What to work on ::
Only the text is wanted; write out each record below exactly and exclude all pictures.
::: Data :::
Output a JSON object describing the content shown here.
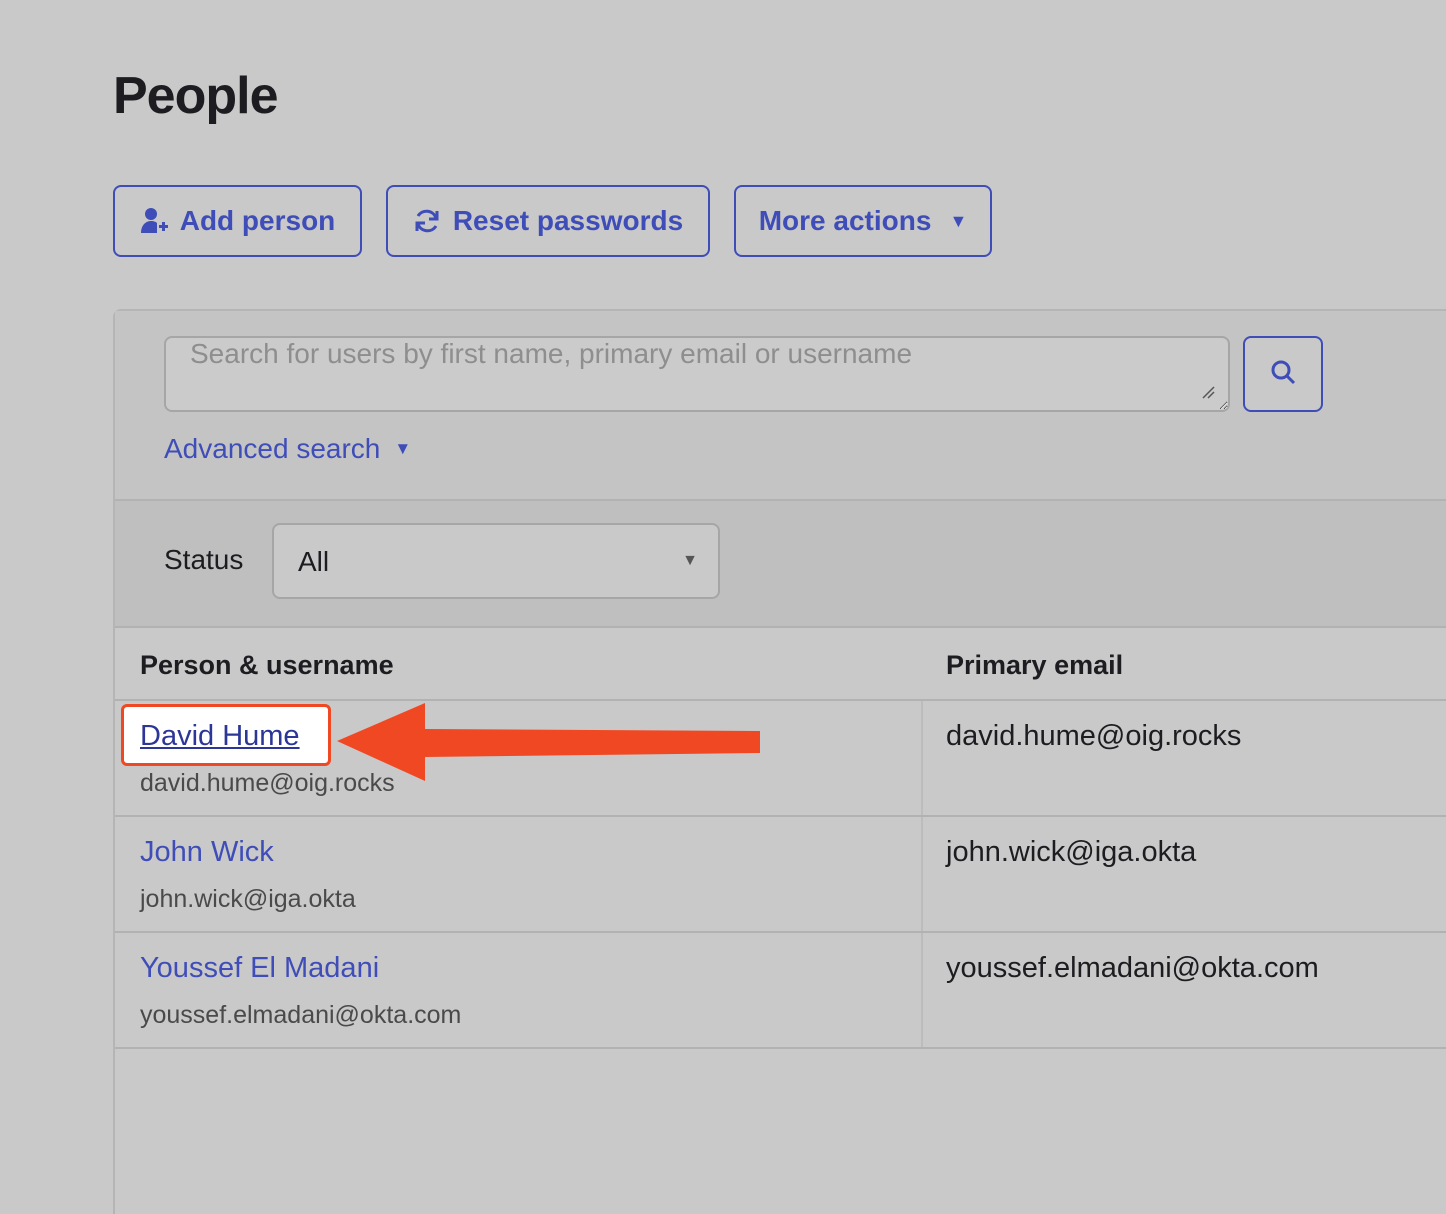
{
  "page": {
    "title": "People"
  },
  "toolbar": {
    "add_person": "Add person",
    "reset_passwords": "Reset passwords",
    "more_actions": "More actions"
  },
  "search": {
    "placeholder": "Search for users by first name, primary email or username",
    "value": "",
    "advanced_label": "Advanced search"
  },
  "filters": {
    "status_label": "Status",
    "status_value": "All"
  },
  "table": {
    "headers": [
      "Person & username",
      "Primary email"
    ],
    "rows": [
      {
        "name": "David Hume",
        "username": "david.hume@oig.rocks",
        "email": "david.hume@oig.rocks"
      },
      {
        "name": "John Wick",
        "username": "john.wick@iga.okta",
        "email": "john.wick@iga.okta"
      },
      {
        "name": "Youssef El Madani",
        "username": "youssef.elmadani@okta.com",
        "email": "youssef.elmadani@okta.com"
      }
    ]
  },
  "colors": {
    "accent": "#3f4db8",
    "annotation": "#f04823",
    "background": "#c9c9c9"
  },
  "icons": [
    "add-person-icon",
    "refresh-icon",
    "chevron-down-icon",
    "search-icon",
    "resize-grip-icon",
    "annotation-arrow"
  ]
}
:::
Written response ::
Output a JSON object describing the content shown here.
{
  "page": {
    "title": "People"
  },
  "toolbar": {
    "add_person": "Add person",
    "reset_passwords": "Reset passwords",
    "more_actions": "More actions"
  },
  "search": {
    "placeholder": "Search for users by first name, primary email or username",
    "value": "",
    "advanced_label": "Advanced search"
  },
  "filters": {
    "status_label": "Status",
    "status_value": "All"
  },
  "table": {
    "headers": [
      "Person & username",
      "Primary email"
    ],
    "rows": [
      {
        "name": "David Hume",
        "username": "david.hume@oig.rocks",
        "email": "david.hume@oig.rocks"
      },
      {
        "name": "John Wick",
        "username": "john.wick@iga.okta",
        "email": "john.wick@iga.okta"
      },
      {
        "name": "Youssef El Madani",
        "username": "youssef.elmadani@okta.com",
        "email": "youssef.elmadani@okta.com"
      }
    ]
  },
  "colors": {
    "accent": "#3f4db8",
    "annotation": "#f04823",
    "background": "#c9c9c9"
  },
  "icons": [
    "add-person-icon",
    "refresh-icon",
    "chevron-down-icon",
    "search-icon",
    "resize-grip-icon",
    "annotation-arrow"
  ]
}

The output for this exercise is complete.